Uk dating scams on the internet
It will inform you that you won millions of dollars and congratulate you repeatedly.The catch: before you can collect your “winnings”, you must pay the “processing” fee of several thousands of dollars. The moment the bad guy cashes your money order, you lose.They will use your emotions and willingness to help against you.They will promise you a large cut of their business or family fortune.A common variation is a woman in Africa who claimed that her husband had died and that she wanted to leave millions of dollars of his estate to a good church.In every variation, the scammer is promising obscenely large payments for small unskilled tasks.All you are asked to do is cover the endless “legal” and other “fees” that must be paid to the people that can release the scammer’s money.The more you are willing to pay, the more they will try to suck out of your wallet.
Furthermore, if you legitimately clear your credit balance each month, a legitimate bank will often wave the annual fee.Because it was born out of hacking techniques, “fishing” is stylistically spelled "phishing" by hackers.Tip: the beginning of the link address should have https://. If still in doubt, make a phone call to the financial institution to verify if the email is legit.But instead of leading you to the real login https: site, the link will secretly redirect you to a fake website. This information is intercepted by the scammers, who later access your account and fleece you for several hundred dollars.This phishing con, like all cons, depends on people believing the legitimacy of their emails and web pages.

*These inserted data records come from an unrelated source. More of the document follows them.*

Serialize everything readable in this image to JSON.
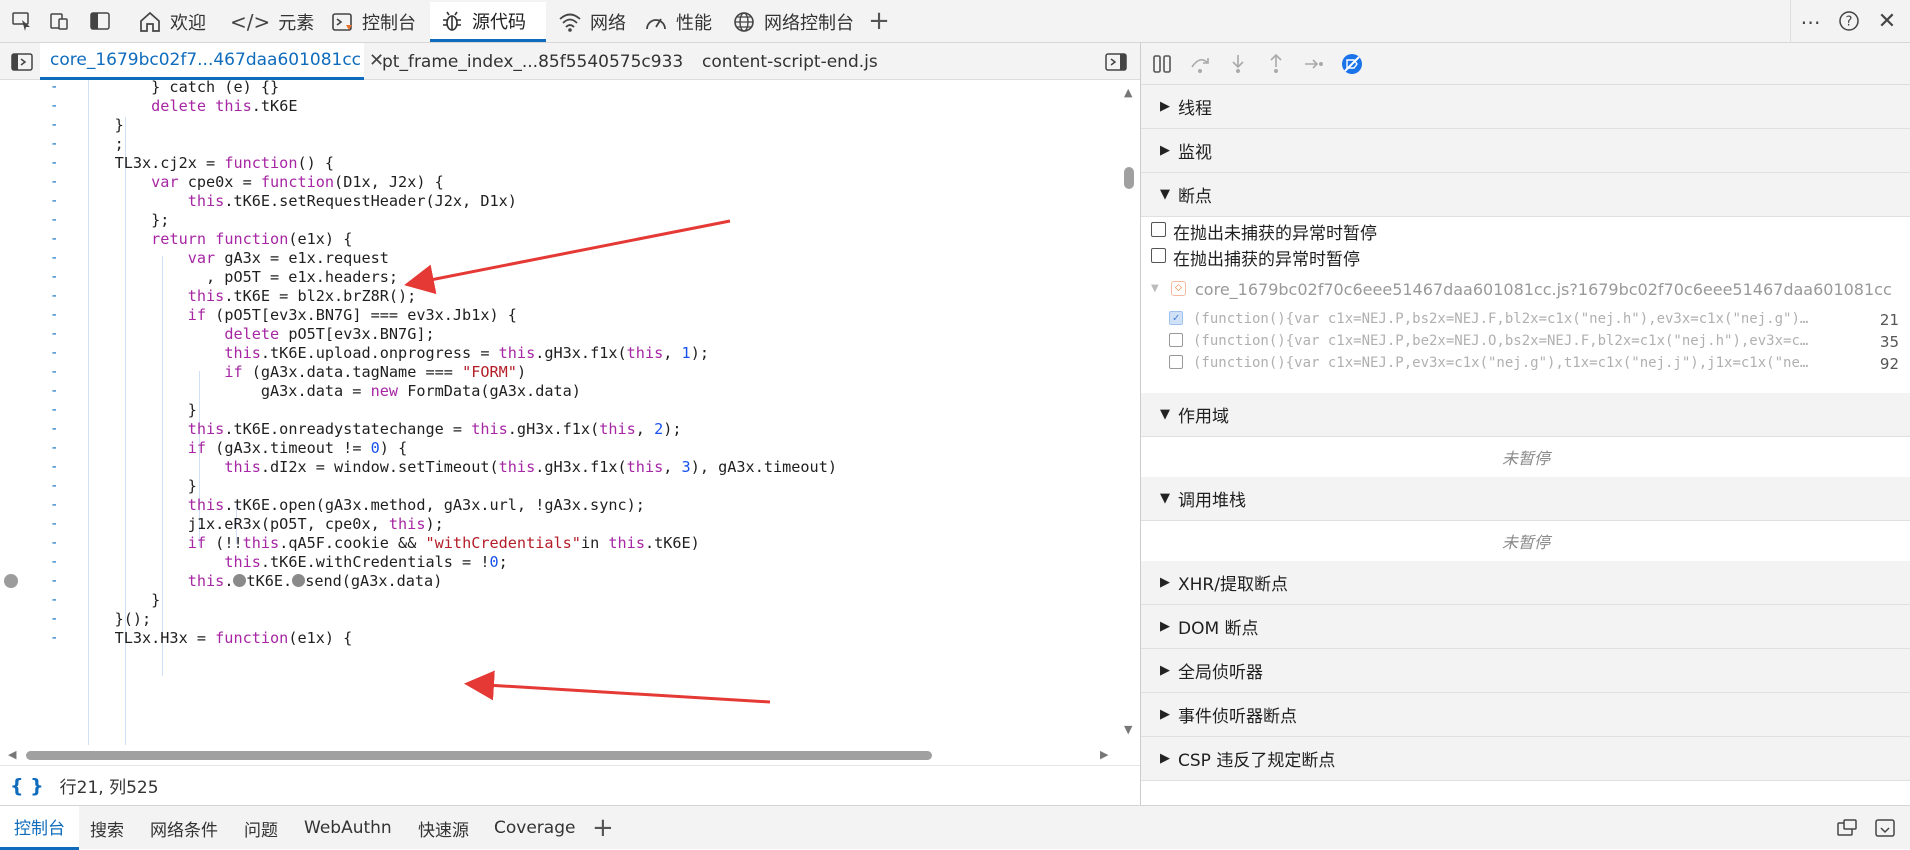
{
  "toolbar": {
    "tabs": [
      {
        "label": "欢迎"
      },
      {
        "label": "元素"
      },
      {
        "label": "控制台"
      },
      {
        "label": "源代码"
      },
      {
        "label": "网络"
      },
      {
        "label": "性能"
      },
      {
        "label": "网络控制台"
      }
    ]
  },
  "editor": {
    "files": [
      {
        "label": "core_1679bc02f7...467daa601081cc"
      },
      {
        "label": "pt_frame_index_...85f5540575c933"
      },
      {
        "label": "content-script-end.js"
      }
    ],
    "status": "行21, 列525",
    "status_icon": "{ }"
  },
  "code_lines": [
    "        } catch (e) {}",
    "        delete this.tK6E",
    "    }",
    "    ;",
    "    TL3x.cj2x = function() {",
    "        var cpe0x = function(D1x, J2x) {",
    "            this.tK6E.setRequestHeader(J2x, D1x)",
    "        };",
    "        return function(e1x) {",
    "            var gA3x = e1x.request",
    "              , pO5T = e1x.headers;",
    "            this.tK6E = bl2x.brZ8R();",
    "            if (pO5T[ev3x.BN7G] === ev3x.Jb1x) {",
    "                delete pO5T[ev3x.BN7G];",
    "                this.tK6E.upload.onprogress = this.gH3x.f1x(this, 1);",
    "                if (gA3x.data.tagName === \"FORM\")",
    "                    gA3x.data = new FormData(gA3x.data)",
    "            }",
    "            this.tK6E.onreadystatechange = this.gH3x.f1x(this, 2);",
    "            if (gA3x.timeout != 0) {",
    "                this.dI2x = window.setTimeout(this.gH3x.f1x(this, 3), gA3x.timeout)",
    "            }",
    "            this.tK6E.open(gA3x.method, gA3x.url, !gA3x.sync);",
    "            j1x.eR3x(pO5T, cpe0x, this);",
    "            if (!!this.qA5F.cookie && \"withCredentials\"in this.tK6E)",
    "                this.tK6E.withCredentials = !0;",
    "            this.●tK6E.●send(gA3x.data)",
    "        }",
    "    }();",
    "    TL3x.H3x = function(e1x) {"
  ],
  "debugger": {
    "sections": {
      "threads": "线程",
      "watch": "监视",
      "breakpoints": "断点",
      "scope": "作用域",
      "callstack": "调用堆栈",
      "xhr": "XHR/提取断点",
      "dom": "DOM 断点",
      "global": "全局侦听器",
      "event": "事件侦听器断点",
      "csp": "CSP 违反了规定断点"
    },
    "pause_uncaught": "在抛出未捕获的异常时暂停",
    "pause_caught": "在抛出捕获的异常时暂停",
    "bp_file": "core_1679bc02f70c6eee51467daa601081cc.js?1679bc02f70c6eee51467daa601081cc",
    "bp_items": [
      {
        "code": "(function(){var c1x=NEJ.P,bs2x=NEJ.F,bl2x=c1x(\"nej.h\"),ev3x=c1x(\"nej.g\")…",
        "line": "21",
        "checked": true
      },
      {
        "code": "(function(){var c1x=NEJ.P,be2x=NEJ.O,bs2x=NEJ.F,bl2x=c1x(\"nej.h\"),ev3x=c…",
        "line": "35",
        "checked": false
      },
      {
        "code": "(function(){var c1x=NEJ.P,ev3x=c1x(\"nej.g\"),t1x=c1x(\"nej.j\"),j1x=c1x(\"ne…",
        "line": "92",
        "checked": false
      }
    ],
    "not_paused": "未暂停"
  },
  "drawer": {
    "tabs": [
      {
        "label": "控制台"
      },
      {
        "label": "搜索"
      },
      {
        "label": "网络条件"
      },
      {
        "label": "问题"
      },
      {
        "label": "WebAuthn"
      },
      {
        "label": "快速源"
      },
      {
        "label": "Coverage"
      }
    ]
  },
  "icons": {
    "inspect": "inspect-icon",
    "device": "device-emulation-icon",
    "dock": "dock-icon",
    "home": "home-icon",
    "elements": "code-brackets-icon",
    "console": "console-icon",
    "sources": "bug-icon",
    "network": "wifi-icon",
    "performance": "gauge-icon",
    "network-console": "globe-icon",
    "add": "plus-icon",
    "more": "more-icon",
    "help": "help-icon",
    "close": "close-icon"
  },
  "colors": {
    "accent": "#0f6cbd",
    "keyword": "#a626a4",
    "string": "#b31d28",
    "number": "#1750eb",
    "annotation": "#e53935"
  }
}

The visions of a dream home, fabulous vacation, or other expensive goodies you could now afford with ease, could make you forget that you have never ever entered this lottery in the first place.